DIRECTIONS> Whenever a line in the data below includes the string "flashlight", copy it out.

--- DATA ---

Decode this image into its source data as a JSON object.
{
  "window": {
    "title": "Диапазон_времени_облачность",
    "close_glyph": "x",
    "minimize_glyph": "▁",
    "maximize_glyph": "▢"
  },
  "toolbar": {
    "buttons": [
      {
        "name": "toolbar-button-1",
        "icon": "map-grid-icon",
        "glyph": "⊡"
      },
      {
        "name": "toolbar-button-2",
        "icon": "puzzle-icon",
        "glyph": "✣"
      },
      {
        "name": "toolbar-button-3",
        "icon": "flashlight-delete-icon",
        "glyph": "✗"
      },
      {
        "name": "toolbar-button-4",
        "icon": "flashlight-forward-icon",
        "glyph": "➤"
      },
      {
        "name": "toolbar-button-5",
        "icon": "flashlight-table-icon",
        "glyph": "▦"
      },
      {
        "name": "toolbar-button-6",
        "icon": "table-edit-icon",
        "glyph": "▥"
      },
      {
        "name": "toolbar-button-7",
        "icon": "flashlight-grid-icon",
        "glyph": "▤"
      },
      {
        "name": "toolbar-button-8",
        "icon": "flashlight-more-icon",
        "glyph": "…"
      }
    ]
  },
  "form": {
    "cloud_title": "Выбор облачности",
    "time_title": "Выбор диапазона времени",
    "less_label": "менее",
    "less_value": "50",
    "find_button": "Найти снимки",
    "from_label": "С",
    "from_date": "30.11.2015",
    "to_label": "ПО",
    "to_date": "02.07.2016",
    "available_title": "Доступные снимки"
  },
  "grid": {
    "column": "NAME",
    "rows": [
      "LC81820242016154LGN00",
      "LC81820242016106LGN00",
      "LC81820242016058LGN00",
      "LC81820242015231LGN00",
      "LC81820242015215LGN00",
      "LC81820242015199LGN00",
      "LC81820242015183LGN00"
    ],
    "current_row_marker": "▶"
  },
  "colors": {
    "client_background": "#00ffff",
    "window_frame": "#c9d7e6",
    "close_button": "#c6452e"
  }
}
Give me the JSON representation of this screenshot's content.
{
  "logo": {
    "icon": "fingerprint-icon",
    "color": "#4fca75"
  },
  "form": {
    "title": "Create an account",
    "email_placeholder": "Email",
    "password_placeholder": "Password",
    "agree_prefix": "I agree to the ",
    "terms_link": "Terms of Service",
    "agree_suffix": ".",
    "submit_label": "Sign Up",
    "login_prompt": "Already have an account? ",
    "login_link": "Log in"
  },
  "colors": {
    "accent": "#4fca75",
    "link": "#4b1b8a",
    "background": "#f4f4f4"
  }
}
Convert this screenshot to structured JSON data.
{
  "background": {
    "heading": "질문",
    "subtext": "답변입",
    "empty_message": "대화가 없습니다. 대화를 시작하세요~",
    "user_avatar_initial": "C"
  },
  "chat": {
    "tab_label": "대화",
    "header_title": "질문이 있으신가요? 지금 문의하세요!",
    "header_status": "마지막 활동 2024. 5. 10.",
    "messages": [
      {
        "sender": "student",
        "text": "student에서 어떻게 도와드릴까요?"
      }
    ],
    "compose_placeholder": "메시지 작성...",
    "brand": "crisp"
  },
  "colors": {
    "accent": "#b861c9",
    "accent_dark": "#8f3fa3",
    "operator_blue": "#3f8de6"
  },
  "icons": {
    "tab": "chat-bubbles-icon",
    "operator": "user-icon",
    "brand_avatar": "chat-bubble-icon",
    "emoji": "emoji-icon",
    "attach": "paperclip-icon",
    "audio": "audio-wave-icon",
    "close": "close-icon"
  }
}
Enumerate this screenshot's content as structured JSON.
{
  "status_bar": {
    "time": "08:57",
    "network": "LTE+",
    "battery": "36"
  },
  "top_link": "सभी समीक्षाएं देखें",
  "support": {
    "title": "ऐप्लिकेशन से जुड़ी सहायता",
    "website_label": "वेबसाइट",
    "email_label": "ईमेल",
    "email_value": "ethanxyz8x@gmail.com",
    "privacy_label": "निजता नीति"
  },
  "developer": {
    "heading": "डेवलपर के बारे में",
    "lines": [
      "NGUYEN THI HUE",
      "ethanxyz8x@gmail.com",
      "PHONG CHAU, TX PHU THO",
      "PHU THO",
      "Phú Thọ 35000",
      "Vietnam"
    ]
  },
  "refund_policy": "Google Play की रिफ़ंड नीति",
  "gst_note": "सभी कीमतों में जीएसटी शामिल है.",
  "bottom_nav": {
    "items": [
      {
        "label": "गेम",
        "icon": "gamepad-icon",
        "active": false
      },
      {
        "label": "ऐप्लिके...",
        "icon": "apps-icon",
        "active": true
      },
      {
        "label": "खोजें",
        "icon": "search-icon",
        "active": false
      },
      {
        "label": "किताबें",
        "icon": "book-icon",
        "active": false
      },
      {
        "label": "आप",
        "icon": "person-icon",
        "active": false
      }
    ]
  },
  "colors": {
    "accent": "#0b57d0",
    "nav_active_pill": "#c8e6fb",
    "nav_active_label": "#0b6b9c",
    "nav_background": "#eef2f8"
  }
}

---

EXERCISE OUTPUT>
        "icon": "flashlight-delete-icon",
        "icon": "flashlight-forward-icon",
        "icon": "flashlight-table-icon",
        "icon": "flashlight-grid-icon",
        "icon": "flashlight-more-icon",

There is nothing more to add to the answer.